So why is this a good Coaching tool?
- This is designed to insure that an employee knows what is expected and gives ample time to correct the behavior in question. During this time the supervisor should not be looking at this as discipline but as a corrective tool. Perhaps it identifies where additional training is needed or makes them reassess job responsibilities and workloads. The supervisor wants the employees to succeed in completing their tasks on time and is held accountable by their supervisor for doing so. Clearly the supervisor should have a vested interest in making whatever happened not repeat. This process helps clarify expectations to the employee and is a Leadership “best practice “ It is really just an opportunity for training.
- Other employees are aware long before management that someone is not doing there job correctly. They are upset by this because they work hard to meet the standards but this other person “gets away” with not doing the same. Correcting that problem WILL be noticed by other employee’s, guaranteed. Of course, you never tell the other employees that you wrote someone up, they notice because the problem went away. This sends a message that all the rules/policies apply to all of the employees.
- Discussion of a particular policy (what ever you had to address) often leads to discussion of other policies. The employee may come to you with questions on another policy or standard. Welcome this, it is good discussion and will increase everyones awareness of policies. Policies are the expectations of the company and discussing expectations is clear leadership.
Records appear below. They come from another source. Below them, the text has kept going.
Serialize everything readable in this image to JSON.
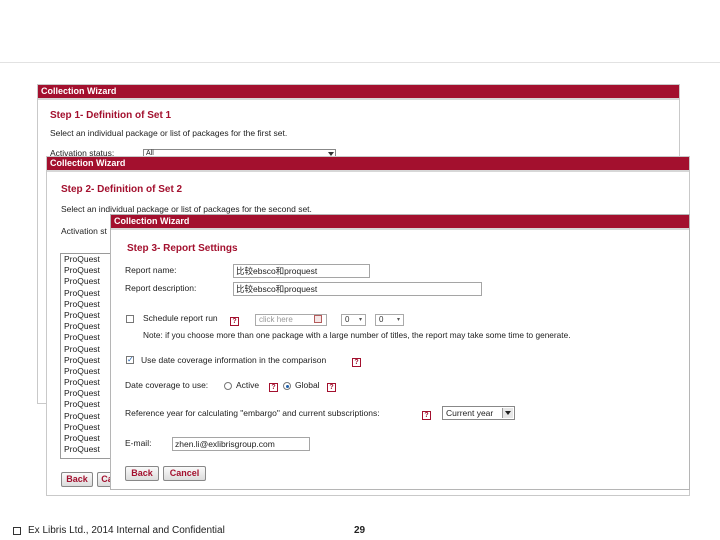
{
  "slide": {
    "footer_text": "Ex Libris Ltd., 2014  Internal and Confidential",
    "page_number": "29"
  },
  "dialog1": {
    "window_title": "Collection Wizard",
    "step_title": "Step 1- Definition of Set 1",
    "instruction": "Select an individual package or list of packages for the first set.",
    "activation_label": "Activation status:",
    "activation_value": "All"
  },
  "dialog2": {
    "window_title": "Collection Wizard",
    "step_title": "Step 2- Definition of Set 2",
    "instruction": "Select an individual package or list of packages for the second set.",
    "activation_label": "Activation st",
    "list_items": [
      "ProQuest",
      "ProQuest",
      "ProQuest",
      "ProQuest",
      "ProQuest",
      "ProQuest",
      "ProQuest",
      "ProQuest",
      "ProQuest",
      "ProQuest",
      "ProQuest",
      "ProQuest",
      "ProQuest",
      "ProQuest",
      "ProQuest",
      "ProQuest",
      "ProQuest",
      "ProQuest"
    ],
    "back_label": "Back",
    "cancel_label": "Ca"
  },
  "dialog3": {
    "window_title": "Collection Wizard",
    "step_title": "Step 3- Report Settings",
    "report_name_label": "Report name:",
    "report_name_value": "比较ebsco和proquest",
    "report_description_label": "Report description:",
    "report_description_value": "比较ebsco和proquest",
    "schedule_label": "Schedule report run",
    "date_placeholder": "click here",
    "hour_value": "0",
    "minute_value": "0",
    "note": "Note: if you choose more than one package with a large number of titles, the report may take some time to generate.",
    "use_date_coverage_label": "Use date coverage information in the comparison",
    "date_coverage_label": "Date coverage to use:",
    "active_label": "Active",
    "global_label": "Global",
    "selected_coverage": "Global",
    "reference_year_label": "Reference year for calculating \"embargo\" and current subscriptions:",
    "reference_year_value": "Current year",
    "email_label": "E-mail:",
    "email_value": "zhen.li@exlibrisgroup.com",
    "back_label": "Back",
    "cancel_label": "Cancel"
  },
  "colors": {
    "brand": "#a3102e",
    "radio_selected": "#1d5ea8"
  },
  "icons": [
    "help-icon",
    "calendar-icon",
    "checkbox-checked-icon",
    "dropdown-arrow-icon",
    "footer-bullet-square-icon"
  ]
}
Discussion leads to conformity, and conformity generally means employees are more productive.
- This process will create open communication in the workplace
- Open communication tends to decrease turnover
- If a team is properly Coached it tends to be more effiecient, which saves money
The Downside of the Progressive Discipline process
- Time demanding
- Must be consistently utilized throughout organization
- Easy for Managers to misuse
- Employees can “play” the system
- Needs an in-house examiner for escalations and approvals
- Can negatively affect Unemployment Insurance when not consistent
Advantages of the Progressive Discipline process
- Increases productivity
- Decreases turnover and avoids expensive replacement costs
- Lays the groundwork for defensible employee terminations by recording history
- Allows an accepted way for earlier intervention at first sign a problem is developing
Progressive Discipline is more of a mindset than a policy and it should be part of the culture in an organization.
CEO’s I work with are amazed at how many of their managers don’t know how to use this. It’s in the policy book and assumed to be used. This is seldom even thought of until a problem erupts and then the policy is referred to like everyone uses it. It needs to be developed into daily interactions rather than a way to rectify a problem employee in order to be effective. Lastly, as with most of what I post, utilizing this tool effectively is directly related to your businesses ability to generate revenue. It helps you get the most from your staff and is well worth the time investment needed.
Few other tools help you manage THE most important aspect of your business effectively as the Progressive Discipline policy.
When incorporated into a culture, it vastly improves accountability and believe me, everyone is watching. Correction is part of training and development and is often a process. If your organization can approach this as a tool that you can use to Coach your team better rather than a series of signatures needed prior to a termination you, your employees and the organization will be much better off.
This is a large topic yet I only touched on it here, you are welcome to contact me with any questions.